Data excerpts:

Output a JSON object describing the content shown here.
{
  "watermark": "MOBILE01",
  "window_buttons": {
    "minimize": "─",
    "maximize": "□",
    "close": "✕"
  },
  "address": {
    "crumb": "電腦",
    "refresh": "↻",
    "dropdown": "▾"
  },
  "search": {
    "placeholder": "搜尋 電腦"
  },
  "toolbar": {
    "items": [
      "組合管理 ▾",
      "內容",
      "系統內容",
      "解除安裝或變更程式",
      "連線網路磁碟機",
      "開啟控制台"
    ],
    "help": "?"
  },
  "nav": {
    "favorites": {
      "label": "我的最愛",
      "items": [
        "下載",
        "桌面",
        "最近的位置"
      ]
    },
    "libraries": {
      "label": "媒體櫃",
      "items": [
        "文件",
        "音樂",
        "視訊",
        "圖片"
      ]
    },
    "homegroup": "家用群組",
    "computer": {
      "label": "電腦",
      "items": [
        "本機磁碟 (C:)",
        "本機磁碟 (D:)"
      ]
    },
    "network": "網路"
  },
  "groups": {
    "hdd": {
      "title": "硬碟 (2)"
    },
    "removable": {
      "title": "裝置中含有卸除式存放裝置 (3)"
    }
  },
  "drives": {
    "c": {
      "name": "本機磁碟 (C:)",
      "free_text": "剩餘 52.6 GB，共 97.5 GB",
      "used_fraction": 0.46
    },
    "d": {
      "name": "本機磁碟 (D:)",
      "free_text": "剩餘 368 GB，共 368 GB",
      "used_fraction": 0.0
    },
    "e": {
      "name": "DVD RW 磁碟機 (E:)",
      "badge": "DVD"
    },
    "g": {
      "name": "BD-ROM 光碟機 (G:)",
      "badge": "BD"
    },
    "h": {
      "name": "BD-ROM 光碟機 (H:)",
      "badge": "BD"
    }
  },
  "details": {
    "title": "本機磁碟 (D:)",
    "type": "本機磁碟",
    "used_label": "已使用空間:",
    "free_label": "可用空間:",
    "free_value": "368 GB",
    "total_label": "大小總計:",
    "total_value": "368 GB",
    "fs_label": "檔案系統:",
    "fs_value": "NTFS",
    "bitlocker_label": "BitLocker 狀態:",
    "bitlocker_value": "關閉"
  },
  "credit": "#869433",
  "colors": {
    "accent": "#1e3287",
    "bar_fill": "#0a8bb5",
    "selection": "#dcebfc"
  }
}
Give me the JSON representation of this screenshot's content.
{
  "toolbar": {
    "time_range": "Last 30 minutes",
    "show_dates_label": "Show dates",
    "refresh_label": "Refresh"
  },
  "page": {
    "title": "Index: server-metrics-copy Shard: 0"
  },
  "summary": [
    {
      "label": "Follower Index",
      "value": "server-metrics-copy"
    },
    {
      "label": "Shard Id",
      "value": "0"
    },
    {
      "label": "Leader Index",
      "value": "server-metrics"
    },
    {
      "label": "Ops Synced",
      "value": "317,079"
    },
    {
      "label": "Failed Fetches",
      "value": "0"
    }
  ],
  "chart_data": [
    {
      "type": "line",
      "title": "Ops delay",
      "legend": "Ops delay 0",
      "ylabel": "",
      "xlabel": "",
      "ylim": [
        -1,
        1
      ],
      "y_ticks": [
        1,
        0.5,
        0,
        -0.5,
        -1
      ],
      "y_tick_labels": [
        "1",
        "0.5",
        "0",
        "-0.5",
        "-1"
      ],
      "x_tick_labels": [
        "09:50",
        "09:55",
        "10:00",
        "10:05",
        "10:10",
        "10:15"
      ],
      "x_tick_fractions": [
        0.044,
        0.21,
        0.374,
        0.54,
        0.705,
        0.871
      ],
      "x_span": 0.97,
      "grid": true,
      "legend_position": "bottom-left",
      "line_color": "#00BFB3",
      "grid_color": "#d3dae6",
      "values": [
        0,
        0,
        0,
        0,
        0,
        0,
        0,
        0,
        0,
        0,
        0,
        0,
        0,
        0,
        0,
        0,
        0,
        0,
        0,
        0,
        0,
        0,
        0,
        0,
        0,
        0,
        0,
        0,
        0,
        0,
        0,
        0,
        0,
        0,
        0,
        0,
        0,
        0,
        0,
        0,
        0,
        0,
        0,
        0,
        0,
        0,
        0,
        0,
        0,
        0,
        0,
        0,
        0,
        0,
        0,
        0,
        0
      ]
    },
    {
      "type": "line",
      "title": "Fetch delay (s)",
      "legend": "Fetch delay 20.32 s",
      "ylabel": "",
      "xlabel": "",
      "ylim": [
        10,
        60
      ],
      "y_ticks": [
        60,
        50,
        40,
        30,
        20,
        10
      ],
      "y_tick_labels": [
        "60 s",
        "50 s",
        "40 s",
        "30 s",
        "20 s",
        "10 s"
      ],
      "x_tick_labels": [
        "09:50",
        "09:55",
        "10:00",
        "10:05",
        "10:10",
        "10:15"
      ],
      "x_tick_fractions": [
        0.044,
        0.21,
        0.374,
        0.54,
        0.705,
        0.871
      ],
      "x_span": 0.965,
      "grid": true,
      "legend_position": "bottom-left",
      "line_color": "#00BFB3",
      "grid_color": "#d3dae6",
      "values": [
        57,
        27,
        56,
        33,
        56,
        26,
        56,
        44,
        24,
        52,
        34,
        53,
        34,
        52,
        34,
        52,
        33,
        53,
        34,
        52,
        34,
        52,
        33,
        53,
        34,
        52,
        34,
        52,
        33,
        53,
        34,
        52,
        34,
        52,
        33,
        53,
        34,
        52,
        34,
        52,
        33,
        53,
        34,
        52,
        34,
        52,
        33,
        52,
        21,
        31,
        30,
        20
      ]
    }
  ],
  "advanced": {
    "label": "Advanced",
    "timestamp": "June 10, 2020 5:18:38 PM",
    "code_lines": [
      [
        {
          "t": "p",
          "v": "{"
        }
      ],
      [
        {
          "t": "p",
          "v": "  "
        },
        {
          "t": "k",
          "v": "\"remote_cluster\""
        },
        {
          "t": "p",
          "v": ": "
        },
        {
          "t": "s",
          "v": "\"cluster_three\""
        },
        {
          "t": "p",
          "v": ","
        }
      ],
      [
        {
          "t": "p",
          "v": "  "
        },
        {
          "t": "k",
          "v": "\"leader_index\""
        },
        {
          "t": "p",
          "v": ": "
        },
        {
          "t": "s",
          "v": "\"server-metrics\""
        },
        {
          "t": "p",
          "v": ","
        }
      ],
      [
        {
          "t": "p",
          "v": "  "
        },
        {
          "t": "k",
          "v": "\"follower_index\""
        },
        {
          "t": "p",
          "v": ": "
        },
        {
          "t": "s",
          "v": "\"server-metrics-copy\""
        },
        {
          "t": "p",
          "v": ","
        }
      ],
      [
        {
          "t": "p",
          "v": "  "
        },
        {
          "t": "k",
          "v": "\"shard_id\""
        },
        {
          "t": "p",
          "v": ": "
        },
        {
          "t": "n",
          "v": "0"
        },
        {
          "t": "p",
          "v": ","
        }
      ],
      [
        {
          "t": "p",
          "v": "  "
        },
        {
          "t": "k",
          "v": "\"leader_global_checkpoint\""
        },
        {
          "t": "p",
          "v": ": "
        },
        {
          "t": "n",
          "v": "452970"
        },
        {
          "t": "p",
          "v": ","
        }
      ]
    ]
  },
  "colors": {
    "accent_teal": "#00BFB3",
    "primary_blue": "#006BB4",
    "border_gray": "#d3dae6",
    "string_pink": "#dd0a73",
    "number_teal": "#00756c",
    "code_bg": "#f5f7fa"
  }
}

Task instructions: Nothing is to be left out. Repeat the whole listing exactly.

Response area:
Output a JSON object describing the content shown here.
{
  "watermark": "MOBILE01",
  "window_buttons": {
    "minimize": "─",
    "maximize": "□",
    "close": "✕"
  },
  "address": {
    "crumb": "電腦",
    "refresh": "↻",
    "dropdown": "▾"
  },
  "search": {
    "placeholder": "搜尋 電腦"
  },
  "toolbar": {
    "items": [
      "組合管理 ▾",
      "內容",
      "系統內容",
      "解除安裝或變更程式",
      "連線網路磁碟機",
      "開啟控制台"
    ],
    "help": "?"
  },
  "nav": {
    "favorites": {
      "label": "我的最愛",
      "items": [
        "下載",
        "桌面",
        "最近的位置"
      ]
    },
    "libraries": {
      "label": "媒體櫃",
      "items": [
        "文件",
        "音樂",
        "視訊",
        "圖片"
      ]
    },
    "homegroup": "家用群組",
    "computer": {
      "label": "電腦",
      "items": [
        "本機磁碟 (C:)",
        "本機磁碟 (D:)"
      ]
    },
    "network": "網路"
  },
  "groups": {
    "hdd": {
      "title": "硬碟 (2)"
    },
    "removable": {
      "title": "裝置中含有卸除式存放裝置 (3)"
    }
  },
  "drives": {
    "c": {
      "name": "本機磁碟 (C:)",
      "free_text": "剩餘 52.6 GB，共 97.5 GB",
      "used_fraction": 0.46
    },
    "d": {
      "name": "本機磁碟 (D:)",
      "free_text": "剩餘 368 GB，共 368 GB",
      "used_fraction": 0.0
    },
    "e": {
      "name": "DVD RW 磁碟機 (E:)",
      "badge": "DVD"
    },
    "g": {
      "name": "BD-ROM 光碟機 (G:)",
      "badge": "BD"
    },
    "h": {
      "name": "BD-ROM 光碟機 (H:)",
      "badge": "BD"
    }
  },
  "details": {
    "title": "本機磁碟 (D:)",
    "type": "本機磁碟",
    "used_label": "已使用空間:",
    "free_label": "可用空間:",
    "free_value": "368 GB",
    "total_label": "大小總計:",
    "total_value": "368 GB",
    "fs_label": "檔案系統:",
    "fs_value": "NTFS",
    "bitlocker_label": "BitLocker 狀態:",
    "bitlocker_value": "關閉"
  },
  "credit": "#869433",
  "colors": {
    "accent": "#1e3287",
    "bar_fill": "#0a8bb5",
    "selection": "#dcebfc"
  }
}
Give me the JSON representation of this screenshot's content.
{
  "toolbar": {
    "time_range": "Last 30 minutes",
    "show_dates_label": "Show dates",
    "refresh_label": "Refresh"
  },
  "page": {
    "title": "Index: server-metrics-copy Shard: 0"
  },
  "summary": [
    {
      "label": "Follower Index",
      "value": "server-metrics-copy"
    },
    {
      "label": "Shard Id",
      "value": "0"
    },
    {
      "label": "Leader Index",
      "value": "server-metrics"
    },
    {
      "label": "Ops Synced",
      "value": "317,079"
    },
    {
      "label": "Failed Fetches",
      "value": "0"
    }
  ],
  "chart_data": [
    {
      "type": "line",
      "title": "Ops delay",
      "legend": "Ops delay 0",
      "ylabel": "",
      "xlabel": "",
      "ylim": [
        -1,
        1
      ],
      "y_ticks": [
        1,
        0.5,
        0,
        -0.5,
        -1
      ],
      "y_tick_labels": [
        "1",
        "0.5",
        "0",
        "-0.5",
        "-1"
      ],
      "x_tick_labels": [
        "09:50",
        "09:55",
        "10:00",
        "10:05",
        "10:10",
        "10:15"
      ],
      "x_tick_fractions": [
        0.044,
        0.21,
        0.374,
        0.54,
        0.705,
        0.871
      ],
      "x_span": 0.97,
      "grid": true,
      "legend_position": "bottom-left",
      "line_color": "#00BFB3",
      "grid_color": "#d3dae6",
      "values": [
        0,
        0,
        0,
        0,
        0,
        0,
        0,
        0,
        0,
        0,
        0,
        0,
        0,
        0,
        0,
        0,
        0,
        0,
        0,
        0,
        0,
        0,
        0,
        0,
        0,
        0,
        0,
        0,
        0,
        0,
        0,
        0,
        0,
        0,
        0,
        0,
        0,
        0,
        0,
        0,
        0,
        0,
        0,
        0,
        0,
        0,
        0,
        0,
        0,
        0,
        0,
        0,
        0,
        0,
        0,
        0,
        0
      ]
    },
    {
      "type": "line",
      "title": "Fetch delay (s)",
      "legend": "Fetch delay 20.32 s",
      "ylabel": "",
      "xlabel": "",
      "ylim": [
        10,
        60
      ],
      "y_ticks": [
        60,
        50,
        40,
        30,
        20,
        10
      ],
      "y_tick_labels": [
        "60 s",
        "50 s",
        "40 s",
        "30 s",
        "20 s",
        "10 s"
      ],
      "x_tick_labels": [
        "09:50",
        "09:55",
        "10:00",
        "10:05",
        "10:10",
        "10:15"
      ],
      "x_tick_fractions": [
        0.044,
        0.21,
        0.374,
        0.54,
        0.705,
        0.871
      ],
      "x_span": 0.965,
      "grid": true,
      "legend_position": "bottom-left",
      "line_color": "#00BFB3",
      "grid_color": "#d3dae6",
      "values": [
        57,
        27,
        56,
        33,
        56,
        26,
        56,
        44,
        24,
        52,
        34,
        53,
        34,
        52,
        34,
        52,
        33,
        53,
        34,
        52,
        34,
        52,
        33,
        53,
        34,
        52,
        34,
        52,
        33,
        53,
        34,
        52,
        34,
        52,
        33,
        53,
        34,
        52,
        34,
        52,
        33,
        53,
        34,
        52,
        34,
        52,
        33,
        52,
        21,
        31,
        30,
        20
      ]
    }
  ],
  "advanced": {
    "label": "Advanced",
    "timestamp": "June 10, 2020 5:18:38 PM",
    "code_lines": [
      [
        {
          "t": "p",
          "v": "{"
        }
      ],
      [
        {
          "t": "p",
          "v": "  "
        },
        {
          "t": "k",
          "v": "\"remote_cluster\""
        },
        {
          "t": "p",
          "v": ": "
        },
        {
          "t": "s",
          "v": "\"cluster_three\""
        },
        {
          "t": "p",
          "v": ","
        }
      ],
      [
        {
          "t": "p",
          "v": "  "
        },
        {
          "t": "k",
          "v": "\"leader_index\""
        },
        {
          "t": "p",
          "v": ": "
        },
        {
          "t": "s",
          "v": "\"server-metrics\""
        },
        {
          "t": "p",
          "v": ","
        }
      ],
      [
        {
          "t": "p",
          "v": "  "
        },
        {
          "t": "k",
          "v": "\"follower_index\""
        },
        {
          "t": "p",
          "v": ": "
        },
        {
          "t": "s",
          "v": "\"server-metrics-copy\""
        },
        {
          "t": "p",
          "v": ","
        }
      ],
      [
        {
          "t": "p",
          "v": "  "
        },
        {
          "t": "k",
          "v": "\"shard_id\""
        },
        {
          "t": "p",
          "v": ": "
        },
        {
          "t": "n",
          "v": "0"
        },
        {
          "t": "p",
          "v": ","
        }
      ],
      [
        {
          "t": "p",
          "v": "  "
        },
        {
          "t": "k",
          "v": "\"leader_global_checkpoint\""
        },
        {
          "t": "p",
          "v": ": "
        },
        {
          "t": "n",
          "v": "452970"
        },
        {
          "t": "p",
          "v": ","
        }
      ]
    ]
  },
  "colors": {
    "accent_teal": "#00BFB3",
    "primary_blue": "#006BB4",
    "border_gray": "#d3dae6",
    "string_pink": "#dd0a73",
    "number_teal": "#00756c",
    "code_bg": "#f5f7fa"
  }
}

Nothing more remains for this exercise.